Source information »
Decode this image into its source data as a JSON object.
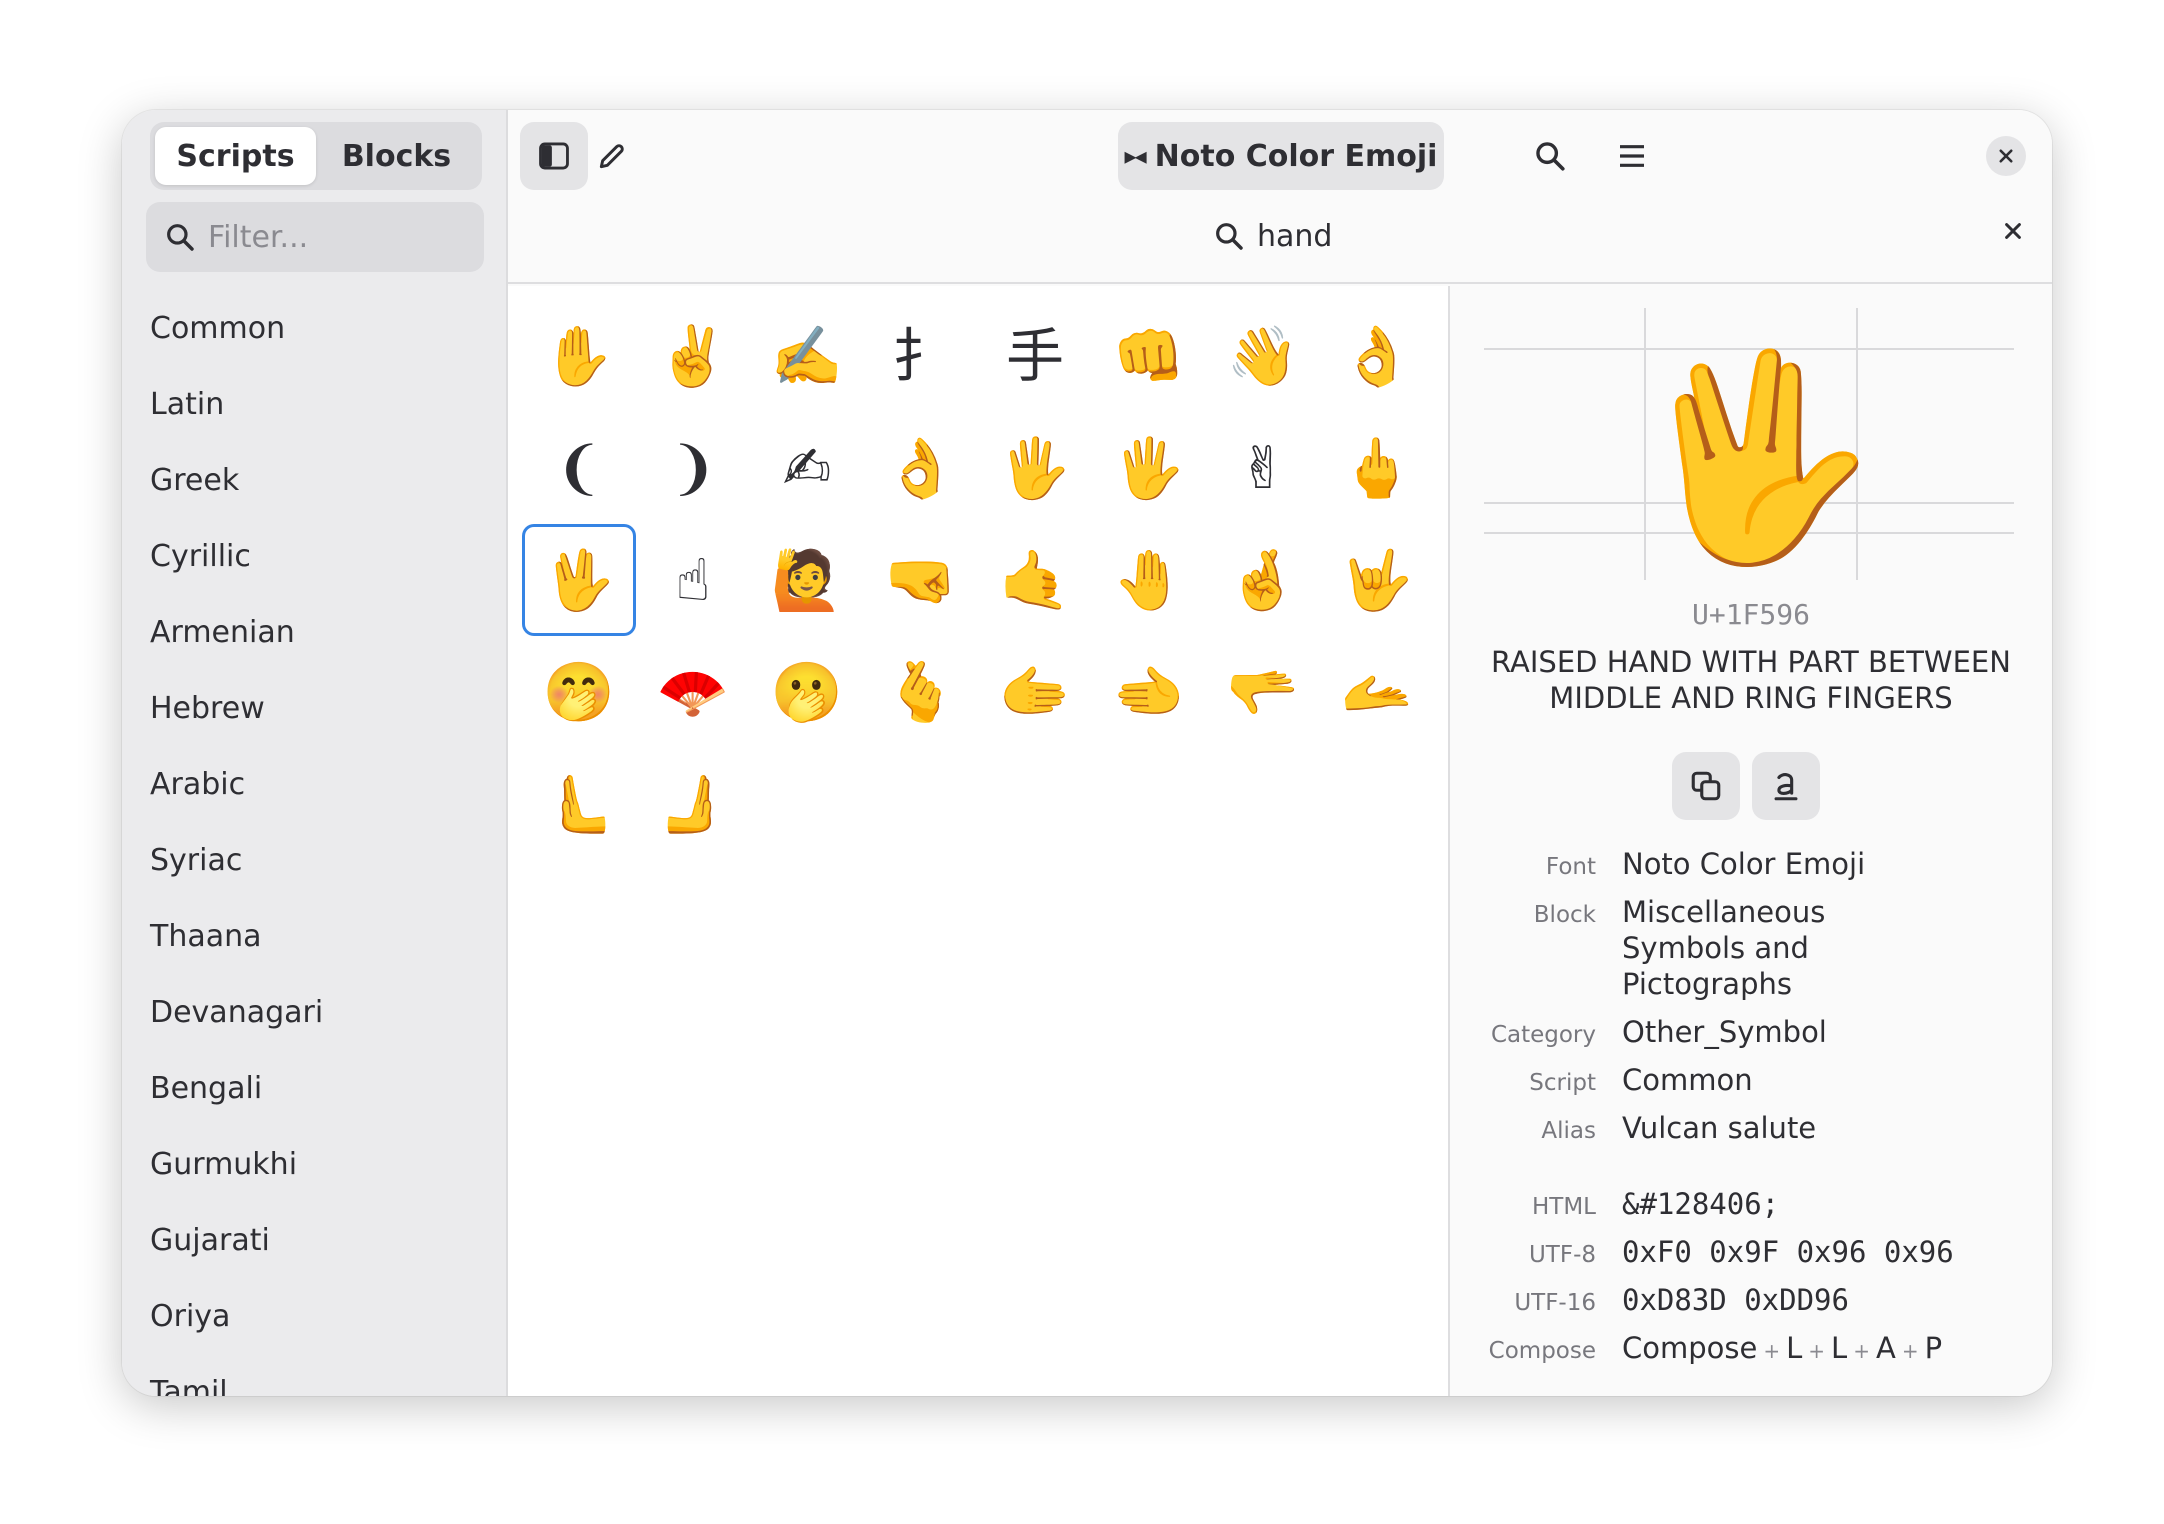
{
  "sidebar": {
    "tabs": [
      {
        "label": "Scripts",
        "active": true
      },
      {
        "label": "Blocks",
        "active": false
      }
    ],
    "filter_placeholder": "Filter...",
    "scripts": [
      "Common",
      "Latin",
      "Greek",
      "Cyrillic",
      "Armenian",
      "Hebrew",
      "Arabic",
      "Syriac",
      "Thaana",
      "Devanagari",
      "Bengali",
      "Gurmukhi",
      "Gujarati",
      "Oriya",
      "Tamil"
    ]
  },
  "header": {
    "font_button": "Noto Color Emoji",
    "font_glyph": "▸◂",
    "search_value": "hand"
  },
  "grid": {
    "glyphs": [
      "✋",
      "✌️",
      "✍️",
      "扌",
      "手",
      "👊",
      "👋",
      "👌",
      "❨",
      "❩",
      "✍",
      "👌",
      "🖐️",
      "🖐",
      "✌",
      "🖕",
      "🖖",
      "☝",
      "🙋",
      "🤜",
      "🤙",
      "🤚",
      "🤞",
      "🤟",
      "🤭",
      "🪭",
      "🫢",
      "🫰",
      "🫱",
      "🫲",
      "🫳",
      "🫴",
      "🫷",
      "🫸"
    ],
    "selected_index": 16
  },
  "details": {
    "glyph": "🖖",
    "codepoint": "U+1F596",
    "name": "RAISED HAND WITH PART BETWEEN MIDDLE AND RING FINGERS",
    "props": [
      {
        "label": "Font",
        "value": "Noto Color Emoji"
      },
      {
        "label": "Block",
        "value": "Miscellaneous Symbols and Pictographs"
      },
      {
        "label": "Category",
        "value": "Other_Symbol"
      },
      {
        "label": "Script",
        "value": "Common"
      },
      {
        "label": "Alias",
        "value": "Vulcan salute"
      }
    ],
    "encodings": [
      {
        "label": "HTML",
        "value": "&#128406;"
      },
      {
        "label": "UTF-8",
        "value": "0xF0 0x9F 0x96 0x96"
      },
      {
        "label": "UTF-16",
        "value": "0xD83D 0xDD96"
      }
    ],
    "compose": {
      "label": "Compose",
      "keys": [
        "Compose",
        "L",
        "L",
        "A",
        "P"
      ]
    }
  },
  "colors": {
    "accent": "#3584e4",
    "sidebar_bg": "#ebebed",
    "window_bg": "#fafafa"
  }
}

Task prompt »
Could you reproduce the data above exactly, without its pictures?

Result of this exercise »
Decode this image into its source data as a JSON object.
{
  "sidebar": {
    "tabs": [
      {
        "label": "Scripts",
        "active": true
      },
      {
        "label": "Blocks",
        "active": false
      }
    ],
    "filter_placeholder": "Filter...",
    "scripts": [
      "Common",
      "Latin",
      "Greek",
      "Cyrillic",
      "Armenian",
      "Hebrew",
      "Arabic",
      "Syriac",
      "Thaana",
      "Devanagari",
      "Bengali",
      "Gurmukhi",
      "Gujarati",
      "Oriya",
      "Tamil"
    ]
  },
  "header": {
    "font_button": "Noto Color Emoji",
    "font_glyph": "▸◂",
    "search_value": "hand"
  },
  "grid": {
    "glyphs": [
      "✋",
      "✌️",
      "✍️",
      "扌",
      "手",
      "👊",
      "👋",
      "👌",
      "❨",
      "❩",
      "✍",
      "👌",
      "🖐️",
      "🖐",
      "✌",
      "🖕",
      "🖖",
      "☝",
      "🙋",
      "🤜",
      "🤙",
      "🤚",
      "🤞",
      "🤟",
      "🤭",
      "🪭",
      "🫢",
      "🫰",
      "🫱",
      "🫲",
      "🫳",
      "🫴",
      "🫷",
      "🫸"
    ],
    "selected_index": 16
  },
  "details": {
    "glyph": "🖖",
    "codepoint": "U+1F596",
    "name": "RAISED HAND WITH PART BETWEEN MIDDLE AND RING FINGERS",
    "props": [
      {
        "label": "Font",
        "value": "Noto Color Emoji"
      },
      {
        "label": "Block",
        "value": "Miscellaneous Symbols and Pictographs"
      },
      {
        "label": "Category",
        "value": "Other_Symbol"
      },
      {
        "label": "Script",
        "value": "Common"
      },
      {
        "label": "Alias",
        "value": "Vulcan salute"
      }
    ],
    "encodings": [
      {
        "label": "HTML",
        "value": "&#128406;"
      },
      {
        "label": "UTF-8",
        "value": "0xF0 0x9F 0x96 0x96"
      },
      {
        "label": "UTF-16",
        "value": "0xD83D 0xDD96"
      }
    ],
    "compose": {
      "label": "Compose",
      "keys": [
        "Compose",
        "L",
        "L",
        "A",
        "P"
      ]
    }
  },
  "colors": {
    "accent": "#3584e4",
    "sidebar_bg": "#ebebed",
    "window_bg": "#fafafa"
  }
}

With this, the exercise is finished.